Since it is a common consequence of allogeneic blood stem cell or bone marrow transplantation, a donor-versus-recipient reaction should be prevented from the outset. The treatment of an acute graft-versus-host reaction depends on its severity.
If preventive measures have not been sufficiently effective, systemic immunosuppressive treatment with corticosteroids is initiated for moderate to severe graft-versus-host disease. Transplant patients require lifelong follow-up care anyway. This also applies to patients who have survived bone marrow or stem cell transplants.
Often the donor cells and the genes of the transplant patient do not match 100 percent. A graft-versus-host reaction can develop due to individual circumstances despite all precautionary measures. The age of the patient plays a role in follow-up care or the chances of survival after a graft-versus-host disease, as does his underlying disease.
All follow-up measures concern the underlying disease, which can be in different stages of treatment or in remission. Acute graft-versus-host disease requires immediate acute treatment. Since it can occur in 30 to 60 percent of transplant cases, the treating physicians are prepared for the corresponding symptoms. You can take immediate action when this complication occurs.
You can do that yourself
Put simply, the graft-versus-host reaction – GVHR for short – is an endogenous defense reaction against implanted cells. The diagnosis is made by a doctor, GVHR cannot be diagnosed by the patient himself. However, if the patient is able to provide information about his condition and how he is feeling, he can contribute to the early detection of GVHR.
GVHR is also treated with medical therapy. It is not possible for the affected patient to help himself.
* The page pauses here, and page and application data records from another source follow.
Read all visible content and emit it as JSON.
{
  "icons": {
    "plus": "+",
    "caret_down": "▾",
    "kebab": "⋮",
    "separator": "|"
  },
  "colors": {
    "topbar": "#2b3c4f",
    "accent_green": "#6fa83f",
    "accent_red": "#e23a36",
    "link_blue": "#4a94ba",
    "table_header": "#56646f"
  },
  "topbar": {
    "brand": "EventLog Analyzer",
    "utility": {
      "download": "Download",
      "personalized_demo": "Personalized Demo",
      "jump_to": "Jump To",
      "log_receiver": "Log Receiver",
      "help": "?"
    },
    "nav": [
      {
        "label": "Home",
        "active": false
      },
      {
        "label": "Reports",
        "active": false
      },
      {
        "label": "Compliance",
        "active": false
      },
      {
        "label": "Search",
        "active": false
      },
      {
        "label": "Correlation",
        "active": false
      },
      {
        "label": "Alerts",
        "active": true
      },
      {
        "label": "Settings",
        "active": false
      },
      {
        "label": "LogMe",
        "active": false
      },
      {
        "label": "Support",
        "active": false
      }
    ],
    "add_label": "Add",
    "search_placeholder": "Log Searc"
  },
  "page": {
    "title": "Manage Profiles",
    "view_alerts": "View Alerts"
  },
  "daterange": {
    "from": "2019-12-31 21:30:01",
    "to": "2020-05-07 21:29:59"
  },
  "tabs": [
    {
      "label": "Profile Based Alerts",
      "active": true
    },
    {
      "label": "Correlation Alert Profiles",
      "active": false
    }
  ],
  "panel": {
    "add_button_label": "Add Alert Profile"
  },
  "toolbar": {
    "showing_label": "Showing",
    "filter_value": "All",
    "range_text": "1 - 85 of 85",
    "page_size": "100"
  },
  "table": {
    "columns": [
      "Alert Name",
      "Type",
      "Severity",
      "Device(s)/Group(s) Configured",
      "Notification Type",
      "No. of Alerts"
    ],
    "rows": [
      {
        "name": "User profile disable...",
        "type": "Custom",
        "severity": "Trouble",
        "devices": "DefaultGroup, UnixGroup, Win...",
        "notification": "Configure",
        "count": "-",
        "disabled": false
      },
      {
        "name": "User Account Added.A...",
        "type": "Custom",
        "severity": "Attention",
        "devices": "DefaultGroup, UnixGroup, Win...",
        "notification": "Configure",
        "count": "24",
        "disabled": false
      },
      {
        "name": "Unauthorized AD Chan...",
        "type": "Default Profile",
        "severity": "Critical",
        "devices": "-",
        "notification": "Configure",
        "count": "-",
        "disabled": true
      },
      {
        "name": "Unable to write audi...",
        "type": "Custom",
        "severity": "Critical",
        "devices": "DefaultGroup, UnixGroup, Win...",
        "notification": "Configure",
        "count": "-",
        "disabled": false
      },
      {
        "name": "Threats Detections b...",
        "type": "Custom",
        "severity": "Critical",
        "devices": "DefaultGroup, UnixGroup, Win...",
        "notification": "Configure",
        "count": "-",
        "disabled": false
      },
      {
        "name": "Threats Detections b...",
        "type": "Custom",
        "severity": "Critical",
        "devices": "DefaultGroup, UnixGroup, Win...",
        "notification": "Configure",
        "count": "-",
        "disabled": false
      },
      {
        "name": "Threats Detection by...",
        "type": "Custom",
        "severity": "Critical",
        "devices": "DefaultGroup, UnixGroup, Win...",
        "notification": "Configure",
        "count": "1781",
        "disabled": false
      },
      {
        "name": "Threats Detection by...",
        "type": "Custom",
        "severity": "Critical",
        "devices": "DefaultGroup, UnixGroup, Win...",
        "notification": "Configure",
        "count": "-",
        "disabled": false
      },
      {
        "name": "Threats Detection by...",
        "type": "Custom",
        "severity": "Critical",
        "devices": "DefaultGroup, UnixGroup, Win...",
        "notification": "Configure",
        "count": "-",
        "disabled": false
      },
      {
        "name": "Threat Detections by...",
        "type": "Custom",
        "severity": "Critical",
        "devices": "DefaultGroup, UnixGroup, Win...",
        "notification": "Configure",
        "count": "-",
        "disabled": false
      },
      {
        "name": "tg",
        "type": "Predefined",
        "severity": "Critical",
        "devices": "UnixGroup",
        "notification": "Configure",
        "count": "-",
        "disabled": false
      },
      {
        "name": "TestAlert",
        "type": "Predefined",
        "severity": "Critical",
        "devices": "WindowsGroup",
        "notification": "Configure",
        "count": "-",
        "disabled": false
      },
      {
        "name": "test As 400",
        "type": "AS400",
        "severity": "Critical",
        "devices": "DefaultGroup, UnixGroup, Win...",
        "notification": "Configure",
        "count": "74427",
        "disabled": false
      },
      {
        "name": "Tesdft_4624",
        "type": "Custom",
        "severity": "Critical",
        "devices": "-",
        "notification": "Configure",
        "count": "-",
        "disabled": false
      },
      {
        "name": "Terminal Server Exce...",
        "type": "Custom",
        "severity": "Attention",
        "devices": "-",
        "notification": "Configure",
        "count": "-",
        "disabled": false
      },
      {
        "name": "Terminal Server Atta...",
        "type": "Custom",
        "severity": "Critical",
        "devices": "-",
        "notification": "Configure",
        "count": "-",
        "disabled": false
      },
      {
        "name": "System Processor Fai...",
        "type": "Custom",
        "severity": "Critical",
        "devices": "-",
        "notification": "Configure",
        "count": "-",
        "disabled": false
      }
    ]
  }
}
In the majority of cases, patients after organ or spinal cord transplantation are under intensive care medical observation and are regularly tested for possible GVHR. Only in isolated cases does GVHR develop at a later point in time, when the patient has already left the hospital.
For all transplant patients, however, it is equally true that a healthy lifestyle strengthens the immune system and contributes to maintaining health. This includes the complete renunciation of nicotine, alcohol or drugs. Coffee should only be consumed in small to medium amounts, and excessive consumption of sugar and fat should also be avoided. A physical exercise program in the fresh air, the intensity of which should be discussed with the doctor, can also help to improve your general condition.